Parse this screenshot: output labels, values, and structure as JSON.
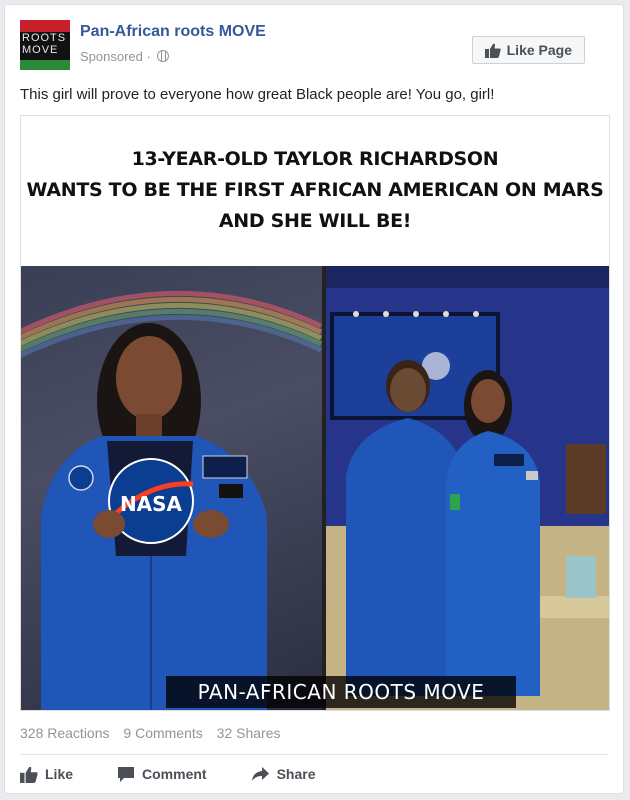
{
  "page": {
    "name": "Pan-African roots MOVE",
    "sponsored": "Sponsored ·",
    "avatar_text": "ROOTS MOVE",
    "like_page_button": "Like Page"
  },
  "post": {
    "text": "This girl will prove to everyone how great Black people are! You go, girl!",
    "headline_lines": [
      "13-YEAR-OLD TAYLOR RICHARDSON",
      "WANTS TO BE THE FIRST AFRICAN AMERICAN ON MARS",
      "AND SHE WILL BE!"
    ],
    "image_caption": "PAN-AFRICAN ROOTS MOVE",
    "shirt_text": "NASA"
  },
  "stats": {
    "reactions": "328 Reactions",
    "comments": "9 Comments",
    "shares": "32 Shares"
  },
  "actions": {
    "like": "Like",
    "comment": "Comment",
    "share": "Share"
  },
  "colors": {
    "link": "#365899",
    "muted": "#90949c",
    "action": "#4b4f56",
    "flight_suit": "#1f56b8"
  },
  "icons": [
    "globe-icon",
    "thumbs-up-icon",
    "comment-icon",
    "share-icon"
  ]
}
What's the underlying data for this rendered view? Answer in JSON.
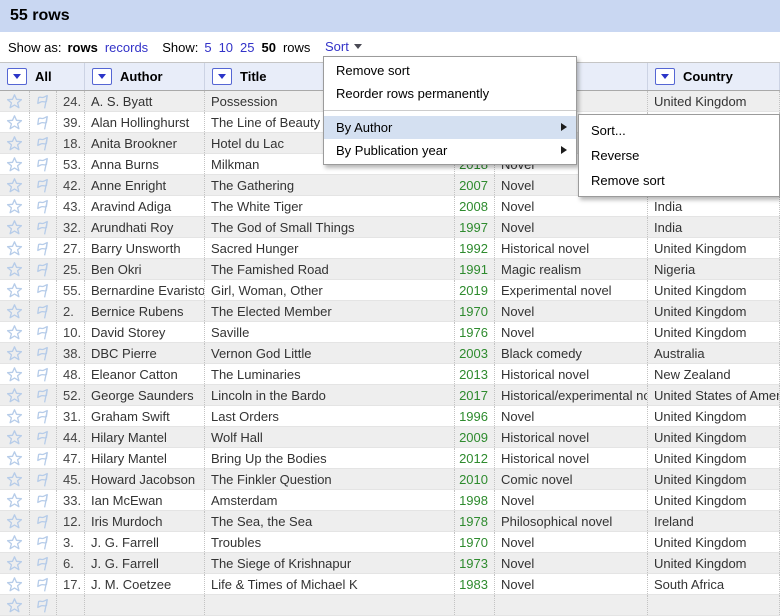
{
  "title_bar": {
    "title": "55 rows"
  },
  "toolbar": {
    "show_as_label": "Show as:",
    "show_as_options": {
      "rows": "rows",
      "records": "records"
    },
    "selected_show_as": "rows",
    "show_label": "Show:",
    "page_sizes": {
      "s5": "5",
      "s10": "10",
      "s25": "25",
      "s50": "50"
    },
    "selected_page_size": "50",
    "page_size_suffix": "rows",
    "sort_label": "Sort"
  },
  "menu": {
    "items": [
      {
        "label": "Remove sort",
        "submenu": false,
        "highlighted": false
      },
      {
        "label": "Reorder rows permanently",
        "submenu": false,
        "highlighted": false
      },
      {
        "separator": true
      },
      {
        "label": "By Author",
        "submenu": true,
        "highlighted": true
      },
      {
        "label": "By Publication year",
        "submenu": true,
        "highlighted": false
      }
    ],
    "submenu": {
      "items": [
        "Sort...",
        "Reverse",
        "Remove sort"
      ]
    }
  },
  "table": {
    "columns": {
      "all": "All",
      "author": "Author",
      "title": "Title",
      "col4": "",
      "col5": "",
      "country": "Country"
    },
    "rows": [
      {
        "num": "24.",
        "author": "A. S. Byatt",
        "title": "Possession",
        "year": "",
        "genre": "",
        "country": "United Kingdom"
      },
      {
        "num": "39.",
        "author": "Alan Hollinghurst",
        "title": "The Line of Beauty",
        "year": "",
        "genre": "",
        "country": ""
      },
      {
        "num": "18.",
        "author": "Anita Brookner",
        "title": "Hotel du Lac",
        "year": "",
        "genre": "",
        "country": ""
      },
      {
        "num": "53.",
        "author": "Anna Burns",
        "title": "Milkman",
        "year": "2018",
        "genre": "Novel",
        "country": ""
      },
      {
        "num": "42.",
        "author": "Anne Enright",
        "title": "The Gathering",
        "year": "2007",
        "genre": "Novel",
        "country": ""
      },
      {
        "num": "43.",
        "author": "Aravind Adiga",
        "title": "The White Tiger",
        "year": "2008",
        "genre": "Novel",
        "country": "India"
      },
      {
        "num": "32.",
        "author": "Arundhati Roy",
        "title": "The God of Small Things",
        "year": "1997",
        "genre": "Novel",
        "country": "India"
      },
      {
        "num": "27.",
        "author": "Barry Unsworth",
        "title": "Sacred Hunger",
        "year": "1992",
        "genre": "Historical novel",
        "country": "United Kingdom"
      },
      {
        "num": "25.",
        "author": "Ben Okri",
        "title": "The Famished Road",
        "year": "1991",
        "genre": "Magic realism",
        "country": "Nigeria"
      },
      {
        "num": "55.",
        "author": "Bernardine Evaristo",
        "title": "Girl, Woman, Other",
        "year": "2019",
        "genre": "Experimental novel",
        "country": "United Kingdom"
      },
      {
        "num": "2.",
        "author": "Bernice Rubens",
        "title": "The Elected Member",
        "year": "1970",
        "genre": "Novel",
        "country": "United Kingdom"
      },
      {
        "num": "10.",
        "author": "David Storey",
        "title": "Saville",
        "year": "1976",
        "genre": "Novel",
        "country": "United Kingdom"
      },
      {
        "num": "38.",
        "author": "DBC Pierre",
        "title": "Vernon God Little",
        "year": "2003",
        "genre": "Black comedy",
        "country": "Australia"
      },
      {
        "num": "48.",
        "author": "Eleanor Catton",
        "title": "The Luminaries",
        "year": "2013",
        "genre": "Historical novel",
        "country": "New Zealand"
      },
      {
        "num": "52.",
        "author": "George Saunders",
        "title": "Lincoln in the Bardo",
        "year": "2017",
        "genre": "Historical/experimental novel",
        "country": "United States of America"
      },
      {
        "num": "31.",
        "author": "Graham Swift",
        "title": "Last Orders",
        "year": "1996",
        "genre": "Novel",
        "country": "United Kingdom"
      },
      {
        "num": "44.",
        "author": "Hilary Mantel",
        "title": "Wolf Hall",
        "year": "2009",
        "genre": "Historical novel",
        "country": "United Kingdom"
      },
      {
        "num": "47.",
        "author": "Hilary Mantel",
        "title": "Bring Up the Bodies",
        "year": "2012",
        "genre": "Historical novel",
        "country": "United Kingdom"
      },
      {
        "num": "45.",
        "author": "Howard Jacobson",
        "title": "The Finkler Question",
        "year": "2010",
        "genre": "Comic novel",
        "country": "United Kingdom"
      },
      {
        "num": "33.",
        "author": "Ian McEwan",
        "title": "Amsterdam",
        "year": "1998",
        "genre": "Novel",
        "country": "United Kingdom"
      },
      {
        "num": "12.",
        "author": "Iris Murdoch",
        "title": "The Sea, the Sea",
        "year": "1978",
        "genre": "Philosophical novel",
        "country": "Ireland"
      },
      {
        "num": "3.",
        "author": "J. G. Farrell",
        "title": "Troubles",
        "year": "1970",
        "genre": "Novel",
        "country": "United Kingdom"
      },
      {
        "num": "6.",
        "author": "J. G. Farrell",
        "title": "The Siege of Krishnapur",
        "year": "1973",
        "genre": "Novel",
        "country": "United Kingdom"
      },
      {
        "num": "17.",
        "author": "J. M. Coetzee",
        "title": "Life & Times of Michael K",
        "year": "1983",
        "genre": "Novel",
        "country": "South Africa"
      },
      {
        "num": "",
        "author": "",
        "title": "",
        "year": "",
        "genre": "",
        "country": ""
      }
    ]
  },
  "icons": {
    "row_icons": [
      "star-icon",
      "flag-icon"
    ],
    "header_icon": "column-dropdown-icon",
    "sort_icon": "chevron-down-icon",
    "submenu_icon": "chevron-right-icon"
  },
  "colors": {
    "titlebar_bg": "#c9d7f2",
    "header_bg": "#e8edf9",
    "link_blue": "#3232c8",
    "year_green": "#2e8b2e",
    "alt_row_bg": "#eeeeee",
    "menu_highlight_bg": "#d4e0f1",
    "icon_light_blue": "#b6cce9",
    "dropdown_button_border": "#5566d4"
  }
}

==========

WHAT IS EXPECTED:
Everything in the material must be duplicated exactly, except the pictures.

YOUR RESPONSE:
Parse this screenshot: output labels, values, and structure as JSON.
{
  "page": {
    "name": "Pan-African roots MOVE",
    "sponsored": "Sponsored ·",
    "avatar_text": "ROOTS MOVE",
    "like_page_button": "Like Page"
  },
  "post": {
    "text": "This girl will prove to everyone how great Black people are! You go, girl!",
    "headline_lines": [
      "13-YEAR-OLD TAYLOR RICHARDSON",
      "WANTS TO BE THE FIRST AFRICAN AMERICAN ON MARS",
      "AND SHE WILL BE!"
    ],
    "image_caption": "PAN-AFRICAN ROOTS MOVE",
    "shirt_text": "NASA"
  },
  "stats": {
    "reactions": "328 Reactions",
    "comments": "9 Comments",
    "shares": "32 Shares"
  },
  "actions": {
    "like": "Like",
    "comment": "Comment",
    "share": "Share"
  },
  "colors": {
    "link": "#365899",
    "muted": "#90949c",
    "action": "#4b4f56",
    "flight_suit": "#1f56b8"
  },
  "icons": [
    "globe-icon",
    "thumbs-up-icon",
    "comment-icon",
    "share-icon"
  ]
}
What's the underlying data for this rendered view? Answer in JSON.
{
  "title_bar": {
    "title": "55 rows"
  },
  "toolbar": {
    "show_as_label": "Show as:",
    "show_as_options": {
      "rows": "rows",
      "records": "records"
    },
    "selected_show_as": "rows",
    "show_label": "Show:",
    "page_sizes": {
      "s5": "5",
      "s10": "10",
      "s25": "25",
      "s50": "50"
    },
    "selected_page_size": "50",
    "page_size_suffix": "rows",
    "sort_label": "Sort"
  },
  "menu": {
    "items": [
      {
        "label": "Remove sort",
        "submenu": false,
        "highlighted": false
      },
      {
        "label": "Reorder rows permanently",
        "submenu": false,
        "highlighted": false
      },
      {
        "separator": true
      },
      {
        "label": "By Author",
        "submenu": true,
        "highlighted": true
      },
      {
        "label": "By Publication year",
        "submenu": true,
        "highlighted": false
      }
    ],
    "submenu": {
      "items": [
        "Sort...",
        "Reverse",
        "Remove sort"
      ]
    }
  },
  "table": {
    "columns": {
      "all": "All",
      "author": "Author",
      "title": "Title",
      "col4": "",
      "col5": "",
      "country": "Country"
    },
    "rows": [
      {
        "num": "24.",
        "author": "A. S. Byatt",
        "title": "Possession",
        "year": "",
        "genre": "",
        "country": "United Kingdom"
      },
      {
        "num": "39.",
        "author": "Alan Hollinghurst",
        "title": "The Line of Beauty",
        "year": "",
        "genre": "",
        "country": ""
      },
      {
        "num": "18.",
        "author": "Anita Brookner",
        "title": "Hotel du Lac",
        "year": "",
        "genre": "",
        "country": ""
      },
      {
        "num": "53.",
        "author": "Anna Burns",
        "title": "Milkman",
        "year": "2018",
        "genre": "Novel",
        "country": ""
      },
      {
        "num": "42.",
        "author": "Anne Enright",
        "title": "The Gathering",
        "year": "2007",
        "genre": "Novel",
        "country": ""
      },
      {
        "num": "43.",
        "author": "Aravind Adiga",
        "title": "The White Tiger",
        "year": "2008",
        "genre": "Novel",
        "country": "India"
      },
      {
        "num": "32.",
        "author": "Arundhati Roy",
        "title": "The God of Small Things",
        "year": "1997",
        "genre": "Novel",
        "country": "India"
      },
      {
        "num": "27.",
        "author": "Barry Unsworth",
        "title": "Sacred Hunger",
        "year": "1992",
        "genre": "Historical novel",
        "country": "United Kingdom"
      },
      {
        "num": "25.",
        "author": "Ben Okri",
        "title": "The Famished Road",
        "year": "1991",
        "genre": "Magic realism",
        "country": "Nigeria"
      },
      {
        "num": "55.",
        "author": "Bernardine Evaristo",
        "title": "Girl, Woman, Other",
        "year": "2019",
        "genre": "Experimental novel",
        "country": "United Kingdom"
      },
      {
        "num": "2.",
        "author": "Bernice Rubens",
        "title": "The Elected Member",
        "year": "1970",
        "genre": "Novel",
        "country": "United Kingdom"
      },
      {
        "num": "10.",
        "author": "David Storey",
        "title": "Saville",
        "year": "1976",
        "genre": "Novel",
        "country": "United Kingdom"
      },
      {
        "num": "38.",
        "author": "DBC Pierre",
        "title": "Vernon God Little",
        "year": "2003",
        "genre": "Black comedy",
        "country": "Australia"
      },
      {
        "num": "48.",
        "author": "Eleanor Catton",
        "title": "The Luminaries",
        "year": "2013",
        "genre": "Historical novel",
        "country": "New Zealand"
      },
      {
        "num": "52.",
        "author": "George Saunders",
        "title": "Lincoln in the Bardo",
        "year": "2017",
        "genre": "Historical/experimental novel",
        "country": "United States of America"
      },
      {
        "num": "31.",
        "author": "Graham Swift",
        "title": "Last Orders",
        "year": "1996",
        "genre": "Novel",
        "country": "United Kingdom"
      },
      {
        "num": "44.",
        "author": "Hilary Mantel",
        "title": "Wolf Hall",
        "year": "2009",
        "genre": "Historical novel",
        "country": "United Kingdom"
      },
      {
        "num": "47.",
        "author": "Hilary Mantel",
        "title": "Bring Up the Bodies",
        "year": "2012",
        "genre": "Historical novel",
        "country": "United Kingdom"
      },
      {
        "num": "45.",
        "author": "Howard Jacobson",
        "title": "The Finkler Question",
        "year": "2010",
        "genre": "Comic novel",
        "country": "United Kingdom"
      },
      {
        "num": "33.",
        "author": "Ian McEwan",
        "title": "Amsterdam",
        "year": "1998",
        "genre": "Novel",
        "country": "United Kingdom"
      },
      {
        "num": "12.",
        "author": "Iris Murdoch",
        "title": "The Sea, the Sea",
        "year": "1978",
        "genre": "Philosophical novel",
        "country": "Ireland"
      },
      {
        "num": "3.",
        "author": "J. G. Farrell",
        "title": "Troubles",
        "year": "1970",
        "genre": "Novel",
        "country": "United Kingdom"
      },
      {
        "num": "6.",
        "author": "J. G. Farrell",
        "title": "The Siege of Krishnapur",
        "year": "1973",
        "genre": "Novel",
        "country": "United Kingdom"
      },
      {
        "num": "17.",
        "author": "J. M. Coetzee",
        "title": "Life & Times of Michael K",
        "year": "1983",
        "genre": "Novel",
        "country": "South Africa"
      },
      {
        "num": "",
        "author": "",
        "title": "",
        "year": "",
        "genre": "",
        "country": ""
      }
    ]
  },
  "icons": {
    "row_icons": [
      "star-icon",
      "flag-icon"
    ],
    "header_icon": "column-dropdown-icon",
    "sort_icon": "chevron-down-icon",
    "submenu_icon": "chevron-right-icon"
  },
  "colors": {
    "titlebar_bg": "#c9d7f2",
    "header_bg": "#e8edf9",
    "link_blue": "#3232c8",
    "year_green": "#2e8b2e",
    "alt_row_bg": "#eeeeee",
    "menu_highlight_bg": "#d4e0f1",
    "icon_light_blue": "#b6cce9",
    "dropdown_button_border": "#5566d4"
  }
}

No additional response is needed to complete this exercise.